Apple Pay Later
Apple in 2023 launched Apple Pay Later, a feature that allows purchases to be split into four payments. Available in the United States to iPhone users over the age of 18, Apple Pay Later is basically a loan program.
Users can split a purchase into four equal payments that are paid over six weeks, with Apple charging no interest or fees. Apple Pay Later is available for amounts ranging from $50 to $1,000, and applying to use Apple Pay Later does not impact credit. Apple Pay Later is built into the Wallet app on the iPhone, and iPhone users can view, track, and manage their loans right in the app.
Apple began expanding Apple Pay outside of the United States in 2015, launching the payment service in the UK, Australia, and Canada. From there, it expanded to dozens of other countries. Apple today is still working to expand Apple Pay worldwide, as it is not available in some major countries like India.

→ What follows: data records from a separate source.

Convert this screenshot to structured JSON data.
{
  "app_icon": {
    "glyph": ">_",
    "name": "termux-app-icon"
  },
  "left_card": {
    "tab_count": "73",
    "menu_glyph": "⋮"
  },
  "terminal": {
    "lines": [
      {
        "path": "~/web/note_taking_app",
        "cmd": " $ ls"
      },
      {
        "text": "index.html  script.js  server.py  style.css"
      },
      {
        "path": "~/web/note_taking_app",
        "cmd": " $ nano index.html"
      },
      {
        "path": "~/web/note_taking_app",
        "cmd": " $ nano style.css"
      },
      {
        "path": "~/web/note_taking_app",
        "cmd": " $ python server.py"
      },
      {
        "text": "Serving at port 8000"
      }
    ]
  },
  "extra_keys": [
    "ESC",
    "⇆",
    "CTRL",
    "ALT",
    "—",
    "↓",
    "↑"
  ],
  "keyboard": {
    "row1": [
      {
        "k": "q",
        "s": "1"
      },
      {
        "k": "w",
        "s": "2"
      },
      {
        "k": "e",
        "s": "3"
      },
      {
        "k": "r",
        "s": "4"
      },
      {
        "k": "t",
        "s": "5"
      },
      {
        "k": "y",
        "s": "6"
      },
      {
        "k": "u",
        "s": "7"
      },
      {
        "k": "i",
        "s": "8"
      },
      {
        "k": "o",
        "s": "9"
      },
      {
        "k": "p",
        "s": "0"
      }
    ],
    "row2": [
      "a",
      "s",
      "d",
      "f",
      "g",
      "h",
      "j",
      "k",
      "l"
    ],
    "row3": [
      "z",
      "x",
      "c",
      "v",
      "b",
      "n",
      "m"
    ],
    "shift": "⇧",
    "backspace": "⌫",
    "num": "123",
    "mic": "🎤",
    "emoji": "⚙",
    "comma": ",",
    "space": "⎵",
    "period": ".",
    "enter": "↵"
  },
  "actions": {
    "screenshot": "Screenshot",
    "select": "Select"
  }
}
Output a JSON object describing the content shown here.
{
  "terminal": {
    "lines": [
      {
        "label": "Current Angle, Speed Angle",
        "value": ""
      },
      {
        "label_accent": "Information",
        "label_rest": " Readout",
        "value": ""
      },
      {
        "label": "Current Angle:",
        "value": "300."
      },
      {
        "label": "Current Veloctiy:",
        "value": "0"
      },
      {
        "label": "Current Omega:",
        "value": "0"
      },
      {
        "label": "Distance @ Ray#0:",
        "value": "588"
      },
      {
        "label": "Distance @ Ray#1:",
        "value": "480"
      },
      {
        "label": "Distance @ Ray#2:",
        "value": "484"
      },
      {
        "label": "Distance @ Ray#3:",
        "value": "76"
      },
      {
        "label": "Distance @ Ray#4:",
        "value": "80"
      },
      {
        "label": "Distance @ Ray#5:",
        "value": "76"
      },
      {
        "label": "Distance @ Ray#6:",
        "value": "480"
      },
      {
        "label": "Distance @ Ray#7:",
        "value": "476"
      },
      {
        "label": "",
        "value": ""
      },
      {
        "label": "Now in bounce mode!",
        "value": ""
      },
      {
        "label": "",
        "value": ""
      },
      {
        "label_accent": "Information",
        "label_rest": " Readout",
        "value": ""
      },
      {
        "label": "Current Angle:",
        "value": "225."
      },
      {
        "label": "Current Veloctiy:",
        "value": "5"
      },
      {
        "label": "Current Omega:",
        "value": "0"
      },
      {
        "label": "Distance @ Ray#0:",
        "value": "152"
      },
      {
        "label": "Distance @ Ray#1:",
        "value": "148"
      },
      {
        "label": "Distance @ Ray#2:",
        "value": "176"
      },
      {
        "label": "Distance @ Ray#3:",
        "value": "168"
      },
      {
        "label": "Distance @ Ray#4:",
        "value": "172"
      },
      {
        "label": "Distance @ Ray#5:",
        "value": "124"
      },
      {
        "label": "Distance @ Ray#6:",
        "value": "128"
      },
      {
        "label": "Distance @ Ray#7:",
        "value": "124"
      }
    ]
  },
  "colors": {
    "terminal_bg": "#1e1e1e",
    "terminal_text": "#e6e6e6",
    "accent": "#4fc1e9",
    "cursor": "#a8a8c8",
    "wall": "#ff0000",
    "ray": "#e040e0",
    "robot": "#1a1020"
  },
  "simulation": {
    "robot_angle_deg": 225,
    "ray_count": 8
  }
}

Apple Pay can be used with supported debit and credit cards in Argentina, Armenia, Australia, Austria, Azerbaijan, Bahrain, Belarus, Belgium, Brazil, Bulgaria, Canada, Chile, China, Colombia, Costa Rica, Croatia, Cyprus, Czech Republic, Denmark, El Salvador, Estonia, Faroe Islands, Finland, France, Georgia, Germany, Greece, Greenland, Guernsey, Guatemala, Honduras, Hong Kong, Hungary, Iceland, Ireland, Isle of Man, Israel, Italy, Japan, Jersey, Jordan, Kazakhstan, Kuwait, Latvia, Liechtenstein, Lithuania, Luxembourg, Macao, Malaysia, Malta, Mexico, Moldova, Monaco, Montenegro, Morocco, Netherlands, New Zealand, Norway, Palestine, Panama, Peru, Poland, Portugal, Qatar, Romania, San Marino, Saudi Arabia, Serbia, Singapore, Slovakia, Slovenia, South Africa, South Korea, Spain, Sweden, Switzerland, Taiwan, The United States, Ukraine, United Arab Emirates, United Kingdom, Vatican City, and Vietnam.
More information on availability and participating financial institutions in each country or region can be found on Apple's website.
Walmart, the biggest retailer in the United States has refused to implement Apple Pay and has instead rolled out its own proprietary payment system, Walmart Pay. With Walmart Pay, customers can make purchases and payments in Walmart retail locations using a QR code in the Walmart app. Walmart Pay is available nationwide at all Walmart locations.
Other Apple Pay competitors include Samsung Pay and Google Pay (formerly known as Android Pay), two mobile payment solutions created by Samsung and Google, respectively. These payment solutions are largely designed for Android devices, but even iPhone users can use Google Pay Send for sending money to friends.